Elected or appointed officials who violate the ban could be removed from office — another portion of the law that is likely to face legal challenges.
Abbott addressed possible challenges in his roughly five-minute Facebook Live signing, saying the key provisions in the bill have been tested at the U.S. Supreme Court and approved.
“It simply makes sense,” he said. “Citizens expect law enforcement officers to enforce the law, and citizens deserve lawbreakers to face legal consequences.”
Proponents of the ban say it is necessary to keep criminal immigrants off Texas streets. If local law enforcement officials don’t turn over unauthorized immigrants to federal authorities, they argue, those people could go on to commit more serious crimes.
Opponents of the law took Abbott to task for signing the bill on a Sunday and away from press and public scrutiny.
“It seems fitting that Greg Abbott would sign this disgraceful bill on the Internet on a Sunday night, far from the press and the public,” Bob Libal, executive director of Grassroots Leadership, said in a written statement.
Rep. Rafael Anchia, D-Dallas, said in a tweet in Spanish that Abbott had “no shame” signing the bill on a Sunday, the day of worship for a majority of Latinos who are Christian.
“He’s Catholic but after mass he signed an anti-immigrant law, SB 4, which has been criticized by the Texas Conference of Catholic Bishops” he said in his tweet.
The Texas Conference of Catholic Bishops, whose support Abbott often cites on issues like abortion, had strongly opposed the law. On Friday, the bishops had called on Abbott to veto the bill.
Matt Hirsch, an Abbott spokesman, tweeted Sunday night that his office chose to broadcast the signing on Facebook Live to reach a wider audience. An hour after the signing, the video had been viewed more than 400,000 times.
For those wondering why we chose Facebook live. And it's only been an hour. pic.twitter.com/IdkHm7Mf45
— Matt Hirsch (@MattJHirsch) May 8, 2017
During the signing, Abbott criticized the policies of Travis County Sheriff Sally Hernandez, who earlier this year changed policies to limit the unauthorized immigrants her office would turn over to federal immigration authorities under requests called “detainers.”

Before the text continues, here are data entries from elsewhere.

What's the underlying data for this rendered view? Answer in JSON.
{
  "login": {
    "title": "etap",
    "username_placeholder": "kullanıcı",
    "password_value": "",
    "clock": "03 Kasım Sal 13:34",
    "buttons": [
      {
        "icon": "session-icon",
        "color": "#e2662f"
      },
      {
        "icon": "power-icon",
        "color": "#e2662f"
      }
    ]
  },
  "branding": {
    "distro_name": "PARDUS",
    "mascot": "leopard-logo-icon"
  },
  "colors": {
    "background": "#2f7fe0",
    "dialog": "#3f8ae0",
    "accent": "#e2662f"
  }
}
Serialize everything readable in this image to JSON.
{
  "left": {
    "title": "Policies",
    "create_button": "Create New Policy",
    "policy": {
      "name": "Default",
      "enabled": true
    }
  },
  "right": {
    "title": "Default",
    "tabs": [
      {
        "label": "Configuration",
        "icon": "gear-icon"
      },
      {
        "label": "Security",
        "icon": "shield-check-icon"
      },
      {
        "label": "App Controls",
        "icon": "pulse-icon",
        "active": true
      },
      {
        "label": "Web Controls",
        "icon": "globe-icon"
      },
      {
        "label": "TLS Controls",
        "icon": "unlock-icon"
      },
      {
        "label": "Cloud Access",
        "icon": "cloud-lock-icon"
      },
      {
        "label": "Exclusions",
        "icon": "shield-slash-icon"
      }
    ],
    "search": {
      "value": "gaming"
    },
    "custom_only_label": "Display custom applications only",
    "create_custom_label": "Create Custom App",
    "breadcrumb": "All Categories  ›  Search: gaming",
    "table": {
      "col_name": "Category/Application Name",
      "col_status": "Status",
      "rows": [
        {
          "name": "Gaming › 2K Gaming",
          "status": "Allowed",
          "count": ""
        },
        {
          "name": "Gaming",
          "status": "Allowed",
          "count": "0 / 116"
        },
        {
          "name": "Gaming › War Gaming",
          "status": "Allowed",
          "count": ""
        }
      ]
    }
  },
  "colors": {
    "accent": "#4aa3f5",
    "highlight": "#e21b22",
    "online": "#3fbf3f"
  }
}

“Those policies are sanctuary city policies and won’t be tolerated in Texas,” Abbott said.”Elected officials and law enforcement agencies, they don’t get to pick and choose which laws they will obey.”
Abbott said ignoring requests for cooperation from federal immigration authorities has had “deadly consequences,” pointing to the death of Katie Steinle in San Francisco as an example. Steinle was killed in 2015 by an unauthorized immigrant who had a criminal record.
After signing the bill, Abbott proclaimed: “Texas has now banned sanctuary cities in the Lone Star State. … The reason why so many people come to America is because we are a nation of laws, and Texas is doing its part to keep it that way.”
By 7 p.m., protesters had started gathering at the Governor’s Mansion to object to the bill signing.
“With SB 4, Texas Republicans have cemented their reputation among generations of young Latinos and people of color to come,” Sheridan Aguirre, a member of the immigrant youth network United We Dream, said in a written statement. “We’ve made up our minds — we will not be silenced and we will remember who terrorized our families.”